> _Activity_
For each entry that follows, write out an identical copy.

> _Entries shown_
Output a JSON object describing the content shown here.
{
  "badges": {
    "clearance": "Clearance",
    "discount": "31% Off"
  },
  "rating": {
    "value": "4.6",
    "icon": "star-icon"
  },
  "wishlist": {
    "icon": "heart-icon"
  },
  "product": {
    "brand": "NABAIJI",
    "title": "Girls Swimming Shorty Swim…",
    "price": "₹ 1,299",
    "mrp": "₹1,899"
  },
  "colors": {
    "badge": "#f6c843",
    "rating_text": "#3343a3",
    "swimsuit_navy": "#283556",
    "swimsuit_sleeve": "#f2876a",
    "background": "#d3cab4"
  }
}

> _Written solution_
Output a JSON object describing the content shown here.
{
  "badges": {
    "clearance": "Clearance",
    "discount": "31% Off"
  },
  "rating": {
    "value": "4.6",
    "icon": "star-icon"
  },
  "wishlist": {
    "icon": "heart-icon"
  },
  "product": {
    "brand": "NABAIJI",
    "title": "Girls Swimming Shorty Swim…",
    "price": "₹ 1,299",
    "mrp": "₹1,899"
  },
  "colors": {
    "badge": "#f6c843",
    "rating_text": "#3343a3",
    "swimsuit_navy": "#283556",
    "swimsuit_sleeve": "#f2876a",
    "background": "#d3cab4"
  }
}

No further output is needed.